Jazz’s decision to advance its partnership with Zymeworks is great news for the company, which has faced a lot of change in 2022, like a new CEO, a massive layoff, and a battle over Zymeworks’ future.
The year started with a change in leadership when Kenneth Galbraith took the helm in January. Within weeks, the new CEO announced a shift in strategic priorities by cutting 50% of senior staff and a 25% staff reduction company-wide.
Then, All Blue Capital bid to buy out the company for $773 million in April. All Blue even recruited seasoned oncology veteran, Alan Barge, to sweeten the deal. After much consideration about the company’s future, Zymeworks declined the deal, which may prove to be a valuable decision based on the deal it struck with Jazz.

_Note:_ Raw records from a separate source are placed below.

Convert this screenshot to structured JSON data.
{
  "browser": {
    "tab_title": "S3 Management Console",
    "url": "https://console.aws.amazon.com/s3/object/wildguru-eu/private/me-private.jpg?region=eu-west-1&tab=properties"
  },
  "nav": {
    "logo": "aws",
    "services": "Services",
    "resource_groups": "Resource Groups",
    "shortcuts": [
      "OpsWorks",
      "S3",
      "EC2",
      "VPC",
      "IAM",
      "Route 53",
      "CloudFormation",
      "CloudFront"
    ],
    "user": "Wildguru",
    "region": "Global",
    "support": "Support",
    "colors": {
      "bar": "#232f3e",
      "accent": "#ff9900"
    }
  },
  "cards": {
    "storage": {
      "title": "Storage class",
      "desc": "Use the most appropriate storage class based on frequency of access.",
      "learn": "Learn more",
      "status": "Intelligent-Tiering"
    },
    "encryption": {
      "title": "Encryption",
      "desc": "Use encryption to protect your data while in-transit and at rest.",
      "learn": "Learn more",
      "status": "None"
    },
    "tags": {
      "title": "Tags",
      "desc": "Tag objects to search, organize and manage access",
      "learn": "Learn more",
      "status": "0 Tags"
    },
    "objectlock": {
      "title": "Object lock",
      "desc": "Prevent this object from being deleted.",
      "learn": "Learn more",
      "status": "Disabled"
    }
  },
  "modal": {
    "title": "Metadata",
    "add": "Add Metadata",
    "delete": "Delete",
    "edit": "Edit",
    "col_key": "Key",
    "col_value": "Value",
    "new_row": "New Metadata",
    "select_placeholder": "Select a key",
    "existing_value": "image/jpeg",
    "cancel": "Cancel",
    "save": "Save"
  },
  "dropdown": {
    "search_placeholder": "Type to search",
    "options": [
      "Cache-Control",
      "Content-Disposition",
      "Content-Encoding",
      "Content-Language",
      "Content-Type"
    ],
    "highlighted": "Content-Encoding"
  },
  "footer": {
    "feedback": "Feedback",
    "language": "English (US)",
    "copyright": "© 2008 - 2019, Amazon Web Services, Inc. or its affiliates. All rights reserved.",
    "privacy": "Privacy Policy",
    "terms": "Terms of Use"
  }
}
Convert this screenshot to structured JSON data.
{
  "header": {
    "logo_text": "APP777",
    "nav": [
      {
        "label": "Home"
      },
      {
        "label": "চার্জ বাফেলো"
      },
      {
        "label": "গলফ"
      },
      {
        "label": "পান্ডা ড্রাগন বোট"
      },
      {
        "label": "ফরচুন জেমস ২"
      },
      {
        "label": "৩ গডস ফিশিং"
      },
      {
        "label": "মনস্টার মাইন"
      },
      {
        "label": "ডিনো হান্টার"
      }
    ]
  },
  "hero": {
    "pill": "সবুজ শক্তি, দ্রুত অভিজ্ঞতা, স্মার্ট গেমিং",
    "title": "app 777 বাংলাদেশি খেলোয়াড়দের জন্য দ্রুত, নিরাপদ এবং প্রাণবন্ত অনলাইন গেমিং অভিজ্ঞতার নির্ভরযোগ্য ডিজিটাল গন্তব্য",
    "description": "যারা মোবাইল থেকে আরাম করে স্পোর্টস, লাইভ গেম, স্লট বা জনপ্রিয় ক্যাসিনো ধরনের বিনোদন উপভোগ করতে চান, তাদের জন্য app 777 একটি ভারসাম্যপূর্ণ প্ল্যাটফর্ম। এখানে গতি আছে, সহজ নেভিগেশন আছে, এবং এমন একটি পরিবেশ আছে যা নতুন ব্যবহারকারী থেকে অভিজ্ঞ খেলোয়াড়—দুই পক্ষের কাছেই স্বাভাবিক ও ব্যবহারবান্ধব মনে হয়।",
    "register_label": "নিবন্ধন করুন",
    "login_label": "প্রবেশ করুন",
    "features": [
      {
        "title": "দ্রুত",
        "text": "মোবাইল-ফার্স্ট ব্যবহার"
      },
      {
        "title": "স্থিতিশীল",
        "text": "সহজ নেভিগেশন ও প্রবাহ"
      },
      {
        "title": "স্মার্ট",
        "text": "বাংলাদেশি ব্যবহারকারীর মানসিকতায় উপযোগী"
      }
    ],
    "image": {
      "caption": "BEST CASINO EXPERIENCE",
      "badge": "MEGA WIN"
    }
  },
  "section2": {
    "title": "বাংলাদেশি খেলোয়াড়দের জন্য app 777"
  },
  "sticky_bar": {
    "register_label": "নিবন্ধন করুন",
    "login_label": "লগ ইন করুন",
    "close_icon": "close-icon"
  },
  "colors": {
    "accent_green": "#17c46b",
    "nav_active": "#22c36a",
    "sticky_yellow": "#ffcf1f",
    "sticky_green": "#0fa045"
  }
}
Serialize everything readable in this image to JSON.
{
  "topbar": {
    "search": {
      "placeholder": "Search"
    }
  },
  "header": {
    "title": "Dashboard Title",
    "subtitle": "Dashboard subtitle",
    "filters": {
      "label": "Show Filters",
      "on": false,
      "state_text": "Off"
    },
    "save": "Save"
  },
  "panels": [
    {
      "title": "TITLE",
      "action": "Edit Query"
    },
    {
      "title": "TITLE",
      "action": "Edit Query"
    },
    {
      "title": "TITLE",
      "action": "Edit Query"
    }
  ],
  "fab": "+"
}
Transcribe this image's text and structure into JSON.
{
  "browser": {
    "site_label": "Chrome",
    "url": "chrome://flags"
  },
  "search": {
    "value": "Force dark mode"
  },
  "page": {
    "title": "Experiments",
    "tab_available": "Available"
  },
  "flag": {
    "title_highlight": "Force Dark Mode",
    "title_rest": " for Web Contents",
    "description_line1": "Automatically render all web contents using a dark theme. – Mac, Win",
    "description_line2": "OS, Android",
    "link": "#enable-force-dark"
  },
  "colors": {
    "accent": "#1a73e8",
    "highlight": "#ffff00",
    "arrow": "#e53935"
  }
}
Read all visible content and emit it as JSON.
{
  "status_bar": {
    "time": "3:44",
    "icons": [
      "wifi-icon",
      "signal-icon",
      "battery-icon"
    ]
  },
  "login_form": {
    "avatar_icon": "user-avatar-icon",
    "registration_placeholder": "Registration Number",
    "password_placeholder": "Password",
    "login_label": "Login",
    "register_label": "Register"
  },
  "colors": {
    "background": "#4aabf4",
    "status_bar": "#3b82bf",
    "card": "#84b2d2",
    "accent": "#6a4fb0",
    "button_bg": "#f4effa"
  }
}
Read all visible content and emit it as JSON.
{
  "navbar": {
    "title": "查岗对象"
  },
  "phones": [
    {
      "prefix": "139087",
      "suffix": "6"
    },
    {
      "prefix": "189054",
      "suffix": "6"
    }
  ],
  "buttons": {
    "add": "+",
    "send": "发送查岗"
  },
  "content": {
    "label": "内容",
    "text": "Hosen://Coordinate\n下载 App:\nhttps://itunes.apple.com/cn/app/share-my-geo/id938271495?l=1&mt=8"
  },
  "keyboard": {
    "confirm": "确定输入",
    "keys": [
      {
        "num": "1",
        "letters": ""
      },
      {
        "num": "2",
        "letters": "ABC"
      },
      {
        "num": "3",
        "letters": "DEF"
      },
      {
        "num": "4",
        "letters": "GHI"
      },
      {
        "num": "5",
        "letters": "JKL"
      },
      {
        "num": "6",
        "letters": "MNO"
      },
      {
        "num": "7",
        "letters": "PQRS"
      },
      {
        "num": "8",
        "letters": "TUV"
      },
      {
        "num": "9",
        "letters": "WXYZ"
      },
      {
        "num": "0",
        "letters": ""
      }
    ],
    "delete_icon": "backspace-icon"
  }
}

With Jazz’s decision to advance the partnership, Zymeworks is $325 million richer and has a solid collaborator to progress zanidatamab’s development. Now, Jazz has the licensing rights to the solid tumor med in crucial territories, including the U.S., Europe, and Japan.©www.geneonline.com All rights reserved. Collaborate with us: firstname.lastname@example.org